If you’ve purchased a car or truck in the last five to 10 years, there’s a good chance that the stereo system is integrated with the climate control and vehicle configuration system. Without an interface to extract a high-quality pre-amp audio signal, upgrading these vehicles with new speakers, amplifiers or a subwoofer can be difficult and unpredictable. Companies like Nav-TV, iDatalink, PAC Audio and mObridge offer dedicated, high-quality solutions that will let your specialty mobile enhancement retailer install a premium audio upgrade that will sound amazing.
Audio Data Networks
Vehicle manufacturers are always looking for ways to reduce weight in new cars. If they can save the weight of a single wire that runs from the dash to the trunk, they’ll do it. Technologies like the Media Oriented System Transport (MOST) and Automotive Audio Bus (A2B) are digital communication protocols that allow multiple audio channels to be transmitted over a pair of wires. These networks not only reduce wiring needs but are impervious to noise interference. As such, conventional twisted-pair wiring is often adequate.
Another popular option for signal transfer is to transmit a fixed-level stereo audio signal from the source unit to the amp. The pre-amp inside the amplifier is controlled by network commands that tell it when to adjust the output volume. These commands are sent from the controllers in the front of the vehicle to the amplifier over the CAN data bus.
The problem with these systems in terms of upgrading your stereo is that you can’t just tap into the wires to extract an audio signal that will connect to an aftermarket amplifier.
Connecting Amplifiers to Factory Stereos
For decades, audio system upgrades have been executed using speaker-level to pre-amp adapters. These solutions work great when the audio signal coming out of the amplifier has been tested to confirm frequency response, level and bandwidth. Given the complexity of modern source units and amplifiers, making the assumption that the signal is usable can quickly lead to poor audio system performance.
Car audio pre-amp interfaces install in place of a factory-installed amplifier. These interfaces provide six or more analog pre-amp audio outputs, just like you’d see on the back of an aftermarket radio. The audio signals contain all the audio information from the lowest bass signals to the highest of highs. There’s no equalization, no all-pass or phase-EQ filters or time alignment, ensuring that your dealer can design and install a system that will sound great.
Pre-amp Interfaces Eliminate Noise Cancellation Issues
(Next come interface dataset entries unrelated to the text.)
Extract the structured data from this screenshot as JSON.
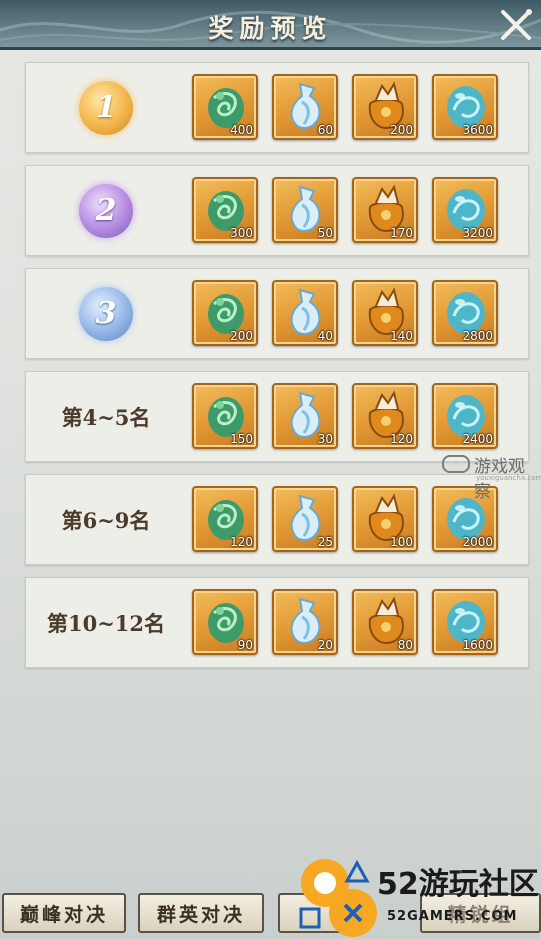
{
  "header": {
    "title": "奖励预览",
    "close_icon": "close-icon"
  },
  "rows": [
    {
      "rank_type": "medal",
      "rank": "1",
      "medal_color": "gold",
      "items": [
        {
          "icon": "jade-dragon-icon",
          "qty": "400"
        },
        {
          "icon": "water-gourd-icon",
          "qty": "60"
        },
        {
          "icon": "treasure-bag-icon",
          "qty": "200"
        },
        {
          "icon": "spirit-orb-icon",
          "qty": "3600"
        }
      ]
    },
    {
      "rank_type": "medal",
      "rank": "2",
      "medal_color": "purple",
      "items": [
        {
          "icon": "jade-dragon-icon",
          "qty": "300"
        },
        {
          "icon": "water-gourd-icon",
          "qty": "50"
        },
        {
          "icon": "treasure-bag-icon",
          "qty": "170"
        },
        {
          "icon": "spirit-orb-icon",
          "qty": "3200"
        }
      ]
    },
    {
      "rank_type": "medal",
      "rank": "3",
      "medal_color": "blue",
      "items": [
        {
          "icon": "jade-dragon-icon",
          "qty": "200"
        },
        {
          "icon": "water-gourd-icon",
          "qty": "40"
        },
        {
          "icon": "treasure-bag-icon",
          "qty": "140"
        },
        {
          "icon": "spirit-orb-icon",
          "qty": "2800"
        }
      ]
    },
    {
      "rank_type": "text",
      "rank": "第4~5名",
      "items": [
        {
          "icon": "jade-dragon-icon",
          "qty": "150"
        },
        {
          "icon": "water-gourd-icon",
          "qty": "30"
        },
        {
          "icon": "treasure-bag-icon",
          "qty": "120"
        },
        {
          "icon": "spirit-orb-icon",
          "qty": "2400"
        }
      ]
    },
    {
      "rank_type": "text",
      "rank": "第6~9名",
      "items": [
        {
          "icon": "jade-dragon-icon",
          "qty": "120"
        },
        {
          "icon": "water-gourd-icon",
          "qty": "25"
        },
        {
          "icon": "treasure-bag-icon",
          "qty": "100"
        },
        {
          "icon": "spirit-orb-icon",
          "qty": "2000"
        }
      ]
    },
    {
      "rank_type": "text",
      "rank": "第10~12名",
      "items": [
        {
          "icon": "jade-dragon-icon",
          "qty": "90"
        },
        {
          "icon": "water-gourd-icon",
          "qty": "20"
        },
        {
          "icon": "treasure-bag-icon",
          "qty": "80"
        },
        {
          "icon": "spirit-orb-icon",
          "qty": "1600"
        }
      ]
    }
  ],
  "tabs": [
    {
      "label": "巅峰对决"
    },
    {
      "label": "群英对决"
    },
    {
      "label": "精锐组"
    }
  ],
  "watermarks": {
    "site1_name": "游戏观察",
    "site1_url": "youxiguancha.com",
    "site2_name": "52游玩社区",
    "site2_url": "52GAMERS.COM"
  },
  "colors": {
    "item_frame": "#e29a35",
    "medal_gold": "#f2b54a",
    "medal_purple": "#b48be0",
    "medal_blue": "#93b6e6",
    "title_bar": "#5a7680"
  }
}
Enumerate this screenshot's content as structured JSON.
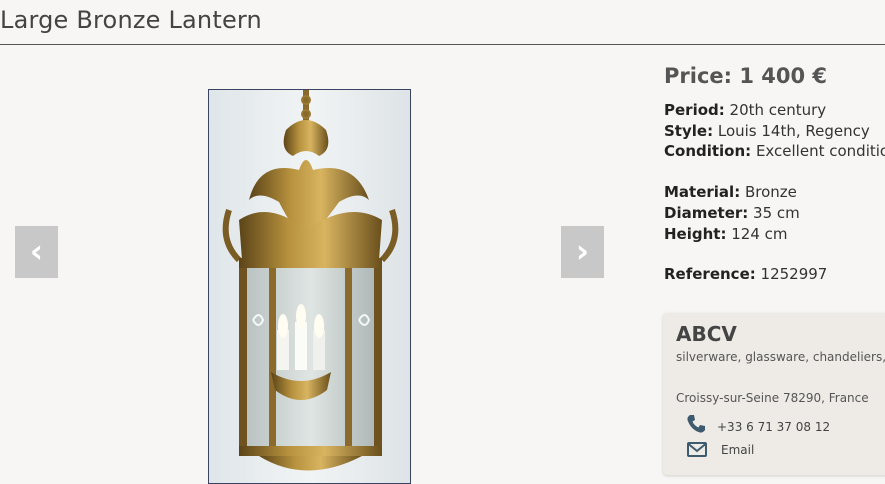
{
  "page": {
    "title": "Large Bronze Lantern"
  },
  "gallery": {
    "prev_label": "‹",
    "next_label": "›"
  },
  "details": {
    "price_label": "Price:",
    "price_value": "1 400 €",
    "period_label": "Period:",
    "period_value": "20th century",
    "style_label": "Style:",
    "style_value": "Louis 14th, Regency",
    "condition_label": "Condition:",
    "condition_value": "Excellent condition",
    "material_label": "Material:",
    "material_value": "Bronze",
    "diameter_label": "Diameter:",
    "diameter_value": "35 cm",
    "height_label": "Height:",
    "height_value": "124 cm",
    "reference_label": "Reference:",
    "reference_value": "1252997"
  },
  "dealer": {
    "name": "ABCV",
    "tags": "silverware, glassware, chandeliers, j",
    "address": "Croissy-sur-Seine 78290, France",
    "phone": "+33 6 71 37 08 12",
    "email_label": "Email"
  },
  "icons": {
    "phone": "phone-icon",
    "email": "envelope-icon"
  },
  "colors": {
    "icon": "#3d5a6e",
    "arrow_bg": "#c8c8c8"
  }
}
Using a pre-amp interface also eliminates issues with active noise cancellation (ANC) that can wreak havoc with subwoofer upgrades. Noise cancellation systems use microphones to analyze the sound in the vehicle, then produce sounds through the factory speakers that cancel unwanted noises. These ANC systems are calibrated to the exact microphone locations and the output of the factory speakers. Something as simple as adding sound deadening to a door can adversely affect the response of these features. Of course, new speakers, a more powerful amplifier or the addition of a subwoofer make an even bigger mess. Using a high-quality pre-amp interface eliminates the ANC system, allowing audio upgrades to function reliably.
If you are concerned about a small increase in noise, adding high-quality sound deadening to the doors, floor and firewall can make a massive difference in the comfort of the vehicle.
Ensure that Your Audio System Is Upgraded Reliably
As the features and performance of factory-installed audio systems increase, car audio upgrades are more complicated than ever. You can enjoy an impressive improvement in output level, sound quality and detail from even a simple upgrade, as long as the system is designed properly. Drop by your local specialty mobile enhancement retailer today to find out what they can do to make your car stereo sound amazing.